In late May, Mosab Hassan Yousef, author of best seller "Son of Hamas" about his life as an informant inside Israel and his life-changing decision to follow Christ, posted on his personal blog that US Homeland Security wants to kick him out of the US for his past ties to Hamas.
I have worn many hats in 32 years—Muslim, Christian, son of Hamas, Prisoner 823, spy, traitor, USAID administrator, businessman, best-selling author. Now I am Homeland Security File# A 088 271 051. And, according to these "highly trained" civil servants, I am a threat to America's national security and must be deported. On June 30, at 8 a.m., I have a hearing before Immigration Judge Rico J. Bartolomei at the U.S. Department of Homeland Security Immigration Court in San Diego. But I am not worried about this. I am outraged! My only concern is about a security system that is so primitive and naive that it endangers the lives of countless Americans. Honestly, Judge Bartolomei's verdict really does not matter. If he rules to deport me, I will appeal. And Homeland Security has assured me that, if he rules in my favor, they will appeal. And this insane merry-go-round can go on like that for decades.
I interviewed Mosab some weeks ago and and edited version of this interview is in the June issue of CT and posted online today. As an American, I suppose what is most shocking about Mosab's situation right now is that he's the one that made first contact with Homeland Security!
He notes in his blog:
It began when I arrived in America January 2, 2007. I walked into the airport like anyone else on a tourist visa. Seven months later, I went to the Homeland Security office, knocked on their door and told them, "Hey, guys, I am the son of Sheikh Hassan Yousef, my father is involved in a terrorist organization, and I would like political asylum in your country." They were shocked.

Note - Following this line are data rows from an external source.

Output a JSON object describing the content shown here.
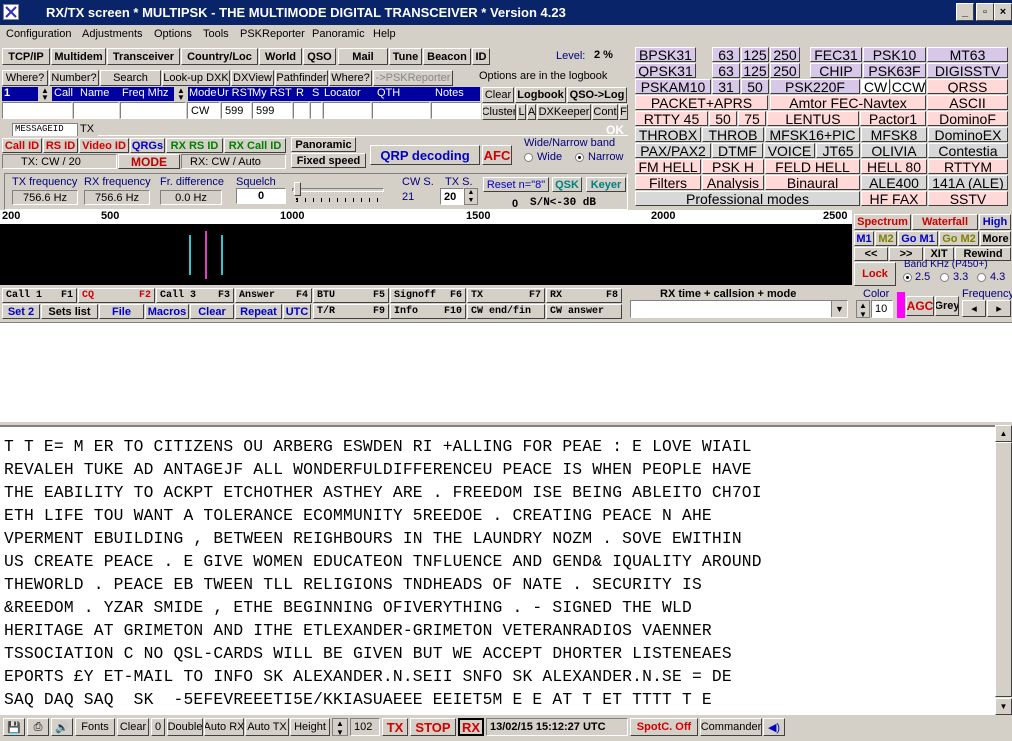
{
  "window": {
    "title": "RX/TX screen  * MULTIPSK - THE MULTIMODE DIGITAL TRANSCEIVER *   Version 4.23"
  },
  "menu": [
    "Configuration",
    "Adjustments",
    "Options",
    "Tools",
    "PSKReporter",
    "Panoramic",
    "Help"
  ],
  "toolbar1": [
    "TCP/IP",
    "Multidem",
    "Transceiver",
    "Country/Loc",
    "World",
    "QSO",
    "Mail",
    "Tune",
    "Beacon",
    "ID"
  ],
  "level": {
    "label": "Level:",
    "value": "2 %"
  },
  "toolbar2": [
    "Where?",
    "Number?",
    "Search",
    "Look-up DXK",
    "DXView",
    "Pathfinder",
    "Where?",
    "->PSKReporter"
  ],
  "logbook_note": "Options are in the logbook",
  "log_headers": {
    "num": "1",
    "call": "Call",
    "name": "Name",
    "freq": "Freq Mhz",
    "mode": "Mode",
    "ur": "Ur RST",
    "my": "My RST",
    "r": "R",
    "s": "S",
    "locator": "Locator",
    "qth": "QTH",
    "notes": "Notes"
  },
  "log_values": {
    "mode": "CW",
    "ur": "599",
    "my": "599"
  },
  "log_buttons": {
    "clear": "Clear",
    "logbook": "Logbook",
    "qso_log": "QSO->Log",
    "cluster": "Cluster",
    "l": "L",
    "a": "A",
    "dxkeeper": "DXKeeper",
    "cont": "Cont",
    "f": "F"
  },
  "tabs": [
    "MESSAGEID",
    "TX"
  ],
  "ids": {
    "call": "Call ID",
    "rs": "RS ID",
    "video": "Video ID",
    "qrgs": "QRGs",
    "rx_rs": "RX RS ID",
    "rx_call": "RX Call ID",
    "panoramic": "Panoramic",
    "fixed": "Fixed speed"
  },
  "tx_status": "TX: CW / 20",
  "mode_btn": "MODE",
  "rx_status": "RX: CW / Auto",
  "qrp": "QRP decoding",
  "afc": "AFC",
  "band": {
    "title": "Wide/Narrow band",
    "wide": "Wide",
    "narrow": "Narrow"
  },
  "ok": "OK",
  "freq": {
    "tx_label": "TX frequency",
    "tx": "756.6 Hz",
    "rx_label": "RX frequency",
    "rx": "756.6 Hz",
    "diff_label": "Fr. difference",
    "diff": "0.0 Hz",
    "squelch_label": "Squelch",
    "squelch": "0",
    "cws_label": "CW S.",
    "cws": "21",
    "txs_label": "TX S.",
    "txs": "20",
    "reset": "Reset n=\"8\"",
    "qsk": "QSK",
    "keyer": "Keyer",
    "sn0": "0",
    "sn": "S/N<-30 dB"
  },
  "modes": [
    [
      "BPSK31",
      "63",
      "125",
      "250",
      "FEC31",
      "PSK10",
      "MT63"
    ],
    [
      "QPSK31",
      "63",
      "125",
      "250",
      "CHIP",
      "PSK63F",
      "DIGISSTV"
    ],
    [
      "PSKAM10",
      "31",
      "50",
      "PSK220F",
      "CW",
      "CCW",
      "QRSS"
    ],
    [
      "PACKET+APRS",
      "Amtor FEC-Navtex",
      "ASCII"
    ],
    [
      "RTTY 45",
      "50",
      "75",
      "LENTUS",
      "Pactor1",
      "DominoF"
    ],
    [
      "THROBX",
      "THROB",
      "MFSK16+PIC",
      "MFSK8",
      "DominoEX"
    ],
    [
      "PAX/PAX2",
      "DTMF",
      "VOICE",
      "JT65",
      "OLIVIA",
      "Contestia"
    ],
    [
      "FM HELL",
      "PSK H",
      "FELD HELL",
      "HELL 80",
      "RTTYM"
    ],
    [
      "Filters",
      "Analysis",
      "Binaural",
      "ALE400",
      "141A (ALE)"
    ],
    [
      "Professional modes",
      "HF FAX",
      "SSTV"
    ]
  ],
  "ruler": [
    "200",
    "500",
    "1000",
    "1500",
    "2000",
    "2500"
  ],
  "display": {
    "spectrum": "Spectrum",
    "waterfall": "Waterfall",
    "high": "High",
    "m1": "M1",
    "m2": "M2",
    "gom1": "Go M1",
    "gom2": "Go M2",
    "more": "More",
    "left": "<<",
    "right": ">>",
    "xit": "XIT",
    "rewind": "Rewind",
    "lock": "Lock",
    "bandkhz": "Band KHz (P450+)",
    "b25": "2.5",
    "b33": "3.3",
    "b43": "4.3",
    "color": "Color",
    "color_val": "10",
    "agc": "AGC",
    "grey": "Grey",
    "frequency": "Frequency"
  },
  "fkeys": [
    {
      "l": "Call  1",
      "r": "F1"
    },
    {
      "l": "CQ",
      "r": "F2"
    },
    {
      "l": "Call  3",
      "r": "F3"
    },
    {
      "l": "Answer",
      "r": "F4"
    },
    {
      "l": "BTU",
      "r": "F5"
    },
    {
      "l": "Signoff",
      "r": "F6"
    },
    {
      "l": "TX",
      "r": "F7"
    },
    {
      "l": "RX",
      "r": "F8"
    },
    {
      "l": "T/R",
      "r": "F9"
    },
    {
      "l": "Info",
      "r": "F10"
    },
    {
      "l": "CW end/fin",
      "r": ""
    },
    {
      "l": "CW answer",
      "r": ""
    }
  ],
  "bottom_btns": {
    "set2": "Set 2",
    "sets": "Sets list",
    "file": "File",
    "macros": "Macros",
    "clear": "Clear",
    "repeat": "Repeat",
    "utc": "UTC"
  },
  "rx_time": "RX time + callsion + mode",
  "rx_text": [
    "T T E= M ER TO CITIZENS OU ARBERG ESWDEN RI +ALLING FOR PEAE : E LOVE WIAIL",
    "REVALEH TUKE AD ANTAGEJF ALL WONDERFULDIFFERENCEU PEACE IS WHEN PEOPLE HAVE",
    "THE EABILITY TO ACKPT ETCHOTHER ASTHEY ARE . FREEDOM ISE BEING ABLEITO CH7OI",
    "ETH LIFE TOU WANT A TOLERANCE ECOMMUNITY 5REEDOE . CREATING PEACE N AHE",
    "VPERMENT EBUILDING , BETWEEN REIGHBOURS IN THE LAUNDRY NOZM . SOVE EWITHIN",
    "US CREATE PEACE . E GIVE WOMEN EDUCATEON TNFLUENCE AND GEND& IQUALITY AROUND",
    "THEWORLD . PEACE EB TWEEN TLL RELIGIONS TNDHEADS OF NATE . SECURITY IS",
    "&REEDOM . YZAR SMIDE , ETHE BEGINNING OFIVERYTHING . - SIGNED THE WLD",
    "HERITAGE AT GRIMETON AND ITHE ETLEXANDER-GRIMETON VETERANRADIOS VAENNER",
    "TSSOCIATION C NO QSL-CARDS WILL BE GIVEN BUT WE ACCEPT DHORTER LISTENEAES",
    "EPORTS £Y ET-MAIL TO INFO SK ALEXANDER.N.SEII SNFO SK ALEXANDER.N.SE = DE",
    "SAQ DAQ SAQ  SK  -5EFEVREEETI5E/KKIASUAEEE EEIET5M E E AT T ET TTTT T E"
  ],
  "status": {
    "fonts": "Fonts",
    "clear": "Clear",
    "zero": "0",
    "double": "Double",
    "autorx": "Auto RX",
    "autotx": "Auto TX",
    "height": "Height",
    "height_val": "102",
    "tx": "TX",
    "stop": "STOP",
    "rx": "RX",
    "datetime": "13/02/15 15:12:27 UTC",
    "spotc": "SpotC. Off",
    "commander": "Commander"
  }
}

They didn't expect it. I told them, hey, you didn't discover me. You didn't catch me. I came to you and told you who I am to wake you up. I wanted them to see that they have huge gaps in their security and their understanding of terrorism and make changes before it's too late. I filed an application for political asylum. Not surprisingly, on February 23, 2009, they told me that I was "barred from a grant of asylum because there were reasonable grounds for believing [I] was a danger to the security of the United States and because [I] engaged in terrorist activity."

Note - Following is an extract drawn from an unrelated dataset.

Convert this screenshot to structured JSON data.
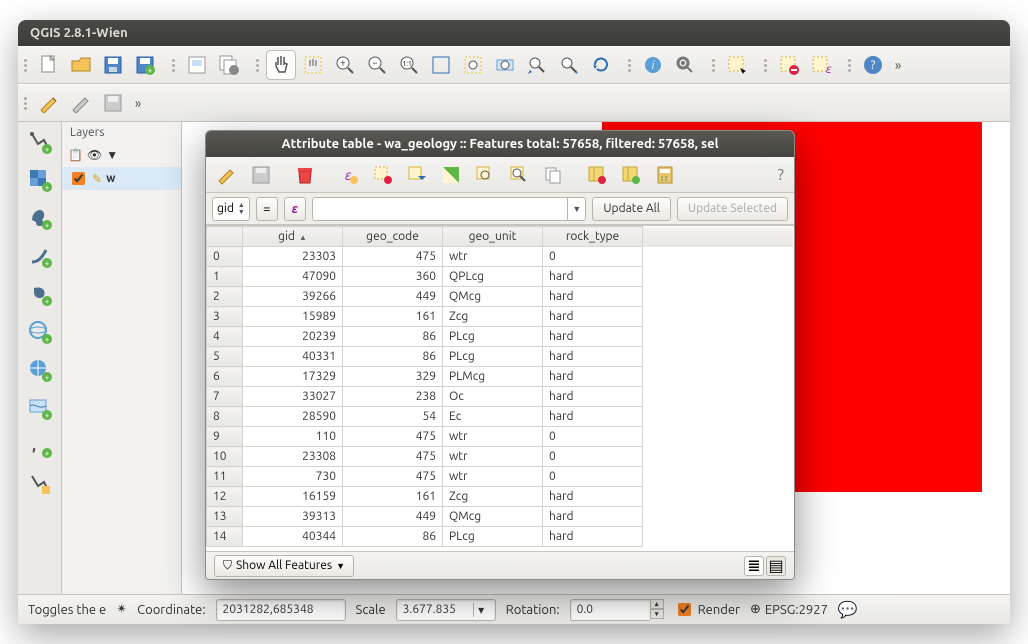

What is additionally suprising is that so far very few within the community of Christian leaders have come forward in recent days to vouch for Mosab or pledge their support in his fight against deportation.
In the meantime, CT is following another tragic deportation case involving a former Muslim who gave his life to Christ.
A Kenyan who graduated from a Michigan college and wrote a book about his conversion to Christianity has lost his bid to remain in the U.S. A federal appeals court today refused to overturn a decision to send Hussein Wario back to Kenya. Wario fears he will be persecuted because of his conversion from Islam. But the appeals court says Kenya mostly is a Christian country and Wario can live there while avoiding his hometown, the Tana River District. The 35-year-old Wario entered the United States to attend Hope College in Holland in western Michigan. He graduated in 2000 and wrote a book last year, titled "Cracks in the Crescent," about his conversion to Christianity.
If you are not scratching your head yet, President Obama's aunt was just recently granted political asylum after a judge reversed his ruling to deport her. You can read about this mysterious ruling here. Amazing.